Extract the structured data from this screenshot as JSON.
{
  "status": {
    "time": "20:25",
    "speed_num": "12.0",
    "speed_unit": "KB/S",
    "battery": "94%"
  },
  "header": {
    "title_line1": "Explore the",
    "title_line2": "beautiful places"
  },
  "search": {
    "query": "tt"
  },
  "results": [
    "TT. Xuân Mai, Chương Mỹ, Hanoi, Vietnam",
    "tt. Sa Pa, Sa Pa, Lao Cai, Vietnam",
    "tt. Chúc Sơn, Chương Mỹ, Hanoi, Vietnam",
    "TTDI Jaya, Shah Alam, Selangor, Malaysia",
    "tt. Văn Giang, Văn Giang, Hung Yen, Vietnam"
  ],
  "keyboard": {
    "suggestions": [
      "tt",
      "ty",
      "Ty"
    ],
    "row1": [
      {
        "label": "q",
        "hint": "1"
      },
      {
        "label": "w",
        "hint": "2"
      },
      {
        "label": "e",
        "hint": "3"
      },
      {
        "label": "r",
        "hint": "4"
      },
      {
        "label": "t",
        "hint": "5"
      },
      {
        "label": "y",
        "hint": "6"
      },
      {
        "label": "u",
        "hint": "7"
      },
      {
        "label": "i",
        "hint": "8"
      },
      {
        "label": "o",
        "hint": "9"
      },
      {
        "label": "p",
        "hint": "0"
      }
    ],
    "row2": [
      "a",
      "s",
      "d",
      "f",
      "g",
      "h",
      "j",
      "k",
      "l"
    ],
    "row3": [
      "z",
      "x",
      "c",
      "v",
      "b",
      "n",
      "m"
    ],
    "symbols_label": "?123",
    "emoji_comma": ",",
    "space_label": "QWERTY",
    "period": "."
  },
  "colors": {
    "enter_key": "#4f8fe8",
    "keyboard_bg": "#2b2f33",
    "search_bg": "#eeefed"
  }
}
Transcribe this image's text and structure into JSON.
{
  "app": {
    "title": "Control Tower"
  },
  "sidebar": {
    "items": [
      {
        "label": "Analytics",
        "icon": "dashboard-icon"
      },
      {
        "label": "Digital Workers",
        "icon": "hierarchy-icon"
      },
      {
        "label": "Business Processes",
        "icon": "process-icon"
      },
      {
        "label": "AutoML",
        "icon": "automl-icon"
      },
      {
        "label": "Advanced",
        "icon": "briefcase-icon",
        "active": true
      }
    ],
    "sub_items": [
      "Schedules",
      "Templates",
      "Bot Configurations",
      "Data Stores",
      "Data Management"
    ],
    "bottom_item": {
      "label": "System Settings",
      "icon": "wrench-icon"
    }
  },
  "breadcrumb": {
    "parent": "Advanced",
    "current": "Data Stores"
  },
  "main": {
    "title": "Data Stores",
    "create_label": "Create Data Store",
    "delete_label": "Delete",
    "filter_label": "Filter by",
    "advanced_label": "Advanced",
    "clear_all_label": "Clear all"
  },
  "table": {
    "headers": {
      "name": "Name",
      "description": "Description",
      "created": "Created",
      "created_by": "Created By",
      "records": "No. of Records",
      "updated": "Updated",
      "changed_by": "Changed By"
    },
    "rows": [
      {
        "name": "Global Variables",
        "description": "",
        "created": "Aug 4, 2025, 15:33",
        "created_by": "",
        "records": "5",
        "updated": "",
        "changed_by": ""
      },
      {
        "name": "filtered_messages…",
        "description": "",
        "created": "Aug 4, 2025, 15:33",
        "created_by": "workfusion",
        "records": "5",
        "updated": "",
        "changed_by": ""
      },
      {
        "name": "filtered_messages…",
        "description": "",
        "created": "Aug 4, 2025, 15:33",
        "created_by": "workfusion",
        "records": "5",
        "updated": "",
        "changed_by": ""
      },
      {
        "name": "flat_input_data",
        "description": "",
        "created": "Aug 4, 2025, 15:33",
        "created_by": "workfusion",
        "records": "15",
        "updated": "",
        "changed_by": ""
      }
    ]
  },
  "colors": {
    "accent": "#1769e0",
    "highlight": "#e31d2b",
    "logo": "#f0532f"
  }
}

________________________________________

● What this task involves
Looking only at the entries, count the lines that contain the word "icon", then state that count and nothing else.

● Solution
6